Saudi's shock purge in step with crown prince's swift rise
By HAMZA HENDAWI
Nov. 05, 2017
CAIRO (AP) — The surprise dismissal and arrest of dozens of ministers, royals, officials and senior military officers by Saudi Arabia's crown prince is unprecedented in the secretive, 85-year-old kingdom. But so is the by-now virtually unstoppable rise to the throne of a 30-something royal who just three years ago was little known among a cadre of older and more experienced princes.
Founded in 1932 by King Abdulaziz Ibn Saud, the kingdom has to date had six kings — all of whom are sons of the founding father who died in 1953. None of them took the helm at the vast, oil-rich kingdom before the age of 50. The current monarch, King Salman, was 79 when he came to the throne nearly three years ago.
Crown Prince Mohammed bin Salman — whose shock moves on Saturday night pointed to a bold attempt to consolidate his power through purported anti-graft measures — would be the first from his generation to become king, shifting power from the sons of the kingdom's founder, King Abdulaziz, to that of a grandson.

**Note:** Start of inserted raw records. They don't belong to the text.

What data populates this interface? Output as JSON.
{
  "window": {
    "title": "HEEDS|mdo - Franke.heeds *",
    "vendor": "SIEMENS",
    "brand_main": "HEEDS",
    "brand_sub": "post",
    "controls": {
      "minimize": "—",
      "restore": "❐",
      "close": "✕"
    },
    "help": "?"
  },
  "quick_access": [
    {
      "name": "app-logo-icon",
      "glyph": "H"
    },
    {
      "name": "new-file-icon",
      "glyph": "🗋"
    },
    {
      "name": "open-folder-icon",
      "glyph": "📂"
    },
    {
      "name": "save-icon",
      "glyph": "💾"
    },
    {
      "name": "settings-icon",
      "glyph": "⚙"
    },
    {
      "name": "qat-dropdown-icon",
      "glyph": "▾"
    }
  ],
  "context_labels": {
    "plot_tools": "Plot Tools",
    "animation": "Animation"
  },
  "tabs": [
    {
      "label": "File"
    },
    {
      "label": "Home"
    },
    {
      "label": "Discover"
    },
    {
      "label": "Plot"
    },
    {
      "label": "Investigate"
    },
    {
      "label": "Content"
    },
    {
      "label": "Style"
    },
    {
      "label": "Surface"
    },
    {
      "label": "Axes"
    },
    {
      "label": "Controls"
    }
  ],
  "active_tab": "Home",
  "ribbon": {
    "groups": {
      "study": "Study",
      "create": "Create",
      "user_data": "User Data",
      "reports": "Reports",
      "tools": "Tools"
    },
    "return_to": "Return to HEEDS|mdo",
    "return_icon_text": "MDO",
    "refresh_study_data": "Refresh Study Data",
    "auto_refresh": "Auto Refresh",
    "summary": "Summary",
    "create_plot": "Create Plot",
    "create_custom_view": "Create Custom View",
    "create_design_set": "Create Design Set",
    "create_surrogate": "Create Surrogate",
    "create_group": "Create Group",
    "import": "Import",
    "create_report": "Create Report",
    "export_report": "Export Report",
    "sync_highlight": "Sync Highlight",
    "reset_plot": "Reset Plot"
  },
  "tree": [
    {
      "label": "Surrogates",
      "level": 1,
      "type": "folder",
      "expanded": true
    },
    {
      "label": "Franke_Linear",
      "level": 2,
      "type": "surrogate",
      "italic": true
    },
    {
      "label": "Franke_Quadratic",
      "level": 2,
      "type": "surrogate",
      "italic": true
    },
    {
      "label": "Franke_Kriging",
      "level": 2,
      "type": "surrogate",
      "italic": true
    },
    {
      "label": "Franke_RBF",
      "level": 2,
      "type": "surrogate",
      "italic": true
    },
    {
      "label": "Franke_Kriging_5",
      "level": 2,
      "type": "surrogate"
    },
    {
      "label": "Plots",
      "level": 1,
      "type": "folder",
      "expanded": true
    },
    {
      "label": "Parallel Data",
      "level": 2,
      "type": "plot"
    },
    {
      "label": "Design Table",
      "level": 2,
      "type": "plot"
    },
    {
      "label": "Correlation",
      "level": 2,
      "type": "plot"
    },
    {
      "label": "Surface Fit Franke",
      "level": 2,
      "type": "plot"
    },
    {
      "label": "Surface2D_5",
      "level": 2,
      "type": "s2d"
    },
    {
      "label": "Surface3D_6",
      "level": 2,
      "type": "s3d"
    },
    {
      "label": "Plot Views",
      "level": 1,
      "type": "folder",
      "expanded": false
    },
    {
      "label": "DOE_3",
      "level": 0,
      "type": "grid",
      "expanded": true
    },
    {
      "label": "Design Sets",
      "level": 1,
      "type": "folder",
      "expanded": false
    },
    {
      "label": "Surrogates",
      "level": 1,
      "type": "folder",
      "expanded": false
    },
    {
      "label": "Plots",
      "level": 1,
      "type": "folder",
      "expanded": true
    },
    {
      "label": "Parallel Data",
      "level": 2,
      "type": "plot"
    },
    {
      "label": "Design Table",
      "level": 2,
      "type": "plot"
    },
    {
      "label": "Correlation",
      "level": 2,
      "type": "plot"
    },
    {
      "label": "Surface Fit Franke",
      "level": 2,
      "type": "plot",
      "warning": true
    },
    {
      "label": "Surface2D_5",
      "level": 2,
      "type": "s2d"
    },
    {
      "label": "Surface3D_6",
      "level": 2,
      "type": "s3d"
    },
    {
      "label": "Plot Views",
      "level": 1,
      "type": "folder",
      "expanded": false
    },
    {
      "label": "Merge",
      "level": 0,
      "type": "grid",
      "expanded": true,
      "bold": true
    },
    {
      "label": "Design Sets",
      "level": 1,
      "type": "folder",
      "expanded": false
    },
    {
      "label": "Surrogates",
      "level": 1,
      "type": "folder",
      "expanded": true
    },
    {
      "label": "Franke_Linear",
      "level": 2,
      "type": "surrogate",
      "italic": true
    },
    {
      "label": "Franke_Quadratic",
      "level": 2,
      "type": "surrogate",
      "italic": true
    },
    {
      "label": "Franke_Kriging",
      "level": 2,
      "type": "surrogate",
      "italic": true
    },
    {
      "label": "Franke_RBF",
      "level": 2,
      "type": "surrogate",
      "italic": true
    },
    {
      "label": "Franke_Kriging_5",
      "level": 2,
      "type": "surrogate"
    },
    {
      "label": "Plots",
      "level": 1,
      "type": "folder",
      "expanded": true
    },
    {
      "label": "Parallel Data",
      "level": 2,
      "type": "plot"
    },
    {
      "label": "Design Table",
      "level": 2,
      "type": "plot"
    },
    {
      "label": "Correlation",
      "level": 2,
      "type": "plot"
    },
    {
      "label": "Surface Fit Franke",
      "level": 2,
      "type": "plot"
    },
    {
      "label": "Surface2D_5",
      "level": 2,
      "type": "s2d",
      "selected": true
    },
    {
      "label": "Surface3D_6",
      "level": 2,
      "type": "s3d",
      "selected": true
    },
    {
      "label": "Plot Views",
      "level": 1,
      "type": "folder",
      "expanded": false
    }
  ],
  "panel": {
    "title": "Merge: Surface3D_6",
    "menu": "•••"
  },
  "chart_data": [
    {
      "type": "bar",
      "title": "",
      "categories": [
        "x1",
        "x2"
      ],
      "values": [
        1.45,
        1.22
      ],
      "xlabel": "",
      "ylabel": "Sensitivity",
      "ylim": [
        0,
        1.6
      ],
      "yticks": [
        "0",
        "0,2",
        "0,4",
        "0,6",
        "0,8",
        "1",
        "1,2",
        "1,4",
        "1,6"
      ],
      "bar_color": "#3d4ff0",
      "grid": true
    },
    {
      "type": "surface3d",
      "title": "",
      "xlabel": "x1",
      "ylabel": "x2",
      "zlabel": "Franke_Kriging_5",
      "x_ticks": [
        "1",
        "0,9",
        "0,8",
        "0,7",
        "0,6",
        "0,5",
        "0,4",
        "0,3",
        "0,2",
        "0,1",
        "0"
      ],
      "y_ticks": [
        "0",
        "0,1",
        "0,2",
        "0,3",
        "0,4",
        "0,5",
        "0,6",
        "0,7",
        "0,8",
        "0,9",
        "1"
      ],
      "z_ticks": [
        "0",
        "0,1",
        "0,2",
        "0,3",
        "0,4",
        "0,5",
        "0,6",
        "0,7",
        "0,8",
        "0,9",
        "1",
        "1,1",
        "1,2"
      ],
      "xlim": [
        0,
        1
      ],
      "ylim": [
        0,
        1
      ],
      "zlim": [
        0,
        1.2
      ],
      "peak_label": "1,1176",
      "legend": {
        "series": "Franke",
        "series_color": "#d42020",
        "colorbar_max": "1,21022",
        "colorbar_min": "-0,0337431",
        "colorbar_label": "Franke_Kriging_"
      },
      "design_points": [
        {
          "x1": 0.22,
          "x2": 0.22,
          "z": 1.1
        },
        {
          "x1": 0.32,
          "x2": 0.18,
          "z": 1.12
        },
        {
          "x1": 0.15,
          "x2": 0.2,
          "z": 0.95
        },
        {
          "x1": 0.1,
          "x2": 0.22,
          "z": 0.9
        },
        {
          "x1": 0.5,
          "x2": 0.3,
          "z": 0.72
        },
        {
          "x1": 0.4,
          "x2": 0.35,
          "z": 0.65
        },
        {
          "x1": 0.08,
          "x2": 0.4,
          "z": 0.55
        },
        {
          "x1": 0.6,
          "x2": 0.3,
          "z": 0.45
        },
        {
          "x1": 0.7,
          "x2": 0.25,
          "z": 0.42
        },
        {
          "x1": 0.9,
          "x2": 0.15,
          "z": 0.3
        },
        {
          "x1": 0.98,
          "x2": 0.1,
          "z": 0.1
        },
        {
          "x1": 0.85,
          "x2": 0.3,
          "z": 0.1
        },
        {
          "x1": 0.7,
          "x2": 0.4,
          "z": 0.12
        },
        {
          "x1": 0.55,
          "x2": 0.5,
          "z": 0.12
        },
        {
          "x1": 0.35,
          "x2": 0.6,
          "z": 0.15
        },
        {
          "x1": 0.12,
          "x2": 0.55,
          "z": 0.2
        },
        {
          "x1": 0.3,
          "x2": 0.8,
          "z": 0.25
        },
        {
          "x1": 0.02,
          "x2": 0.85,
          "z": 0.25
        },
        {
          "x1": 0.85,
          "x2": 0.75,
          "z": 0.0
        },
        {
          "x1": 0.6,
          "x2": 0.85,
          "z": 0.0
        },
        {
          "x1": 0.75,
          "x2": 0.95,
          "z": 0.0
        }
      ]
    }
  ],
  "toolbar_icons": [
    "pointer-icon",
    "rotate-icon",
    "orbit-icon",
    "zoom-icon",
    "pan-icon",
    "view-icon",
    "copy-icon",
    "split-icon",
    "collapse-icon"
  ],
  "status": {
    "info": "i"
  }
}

For decades, power has been passed from brother to brother, but Prince Mohammed would inherit the throne from his father. The prince is already also defense minister and oversees all aspects of the country's economy, planning, reforms and security.
Just a few months ago, his prospects for the throne were less certain.
Prince Mohammed bin Nayef, a seasoned royal, was first in line to the throne. But King Salman ousted him from the line of succession and stripped him of his role as counterterrorism czar and interior minister.
This left the king's son, Prince Mohammed bin Salman, with seemingly few rivals for the throne.
Earlier in his reign, King Salman had removed his half-brother Prince Muqrin from the line of succession. By April 2015, Salman had appointed Prince Mohammed bin Salman as second-in-line to the throne, giving him the title of deputy crown prince, a move that surprised many senior and more experienced members of the ruling family.
In theory, the selection of a crown prince once a new king ascends to the throne has been the duty of the "Allegiance Council," a body formed in 2007 by the late King Abdullah and made up of the sons and prominent grandsons of the founding King Abdulaziz. However, its role, and how much say it's had, in the flurry of changes since 2015 has been limited.
Despite some efforts at consensus, Saudi Arabia remains an absolute monarchy where all major decision making rests with the king.
But even if there is disagreement, the royal family has long followed a tradition of speaking with one voice, particularly on issues of succession, in order to appear united in front of Saudi Arabia's powerful tribes and clergy. The arrests of prominent princes appears to have upended the ways in which the royal family handles internal disputes, but will also spotlight the crown prince as a bold reformer determined to modernize the conservative kingdom that is home to Islam's holiest shrines.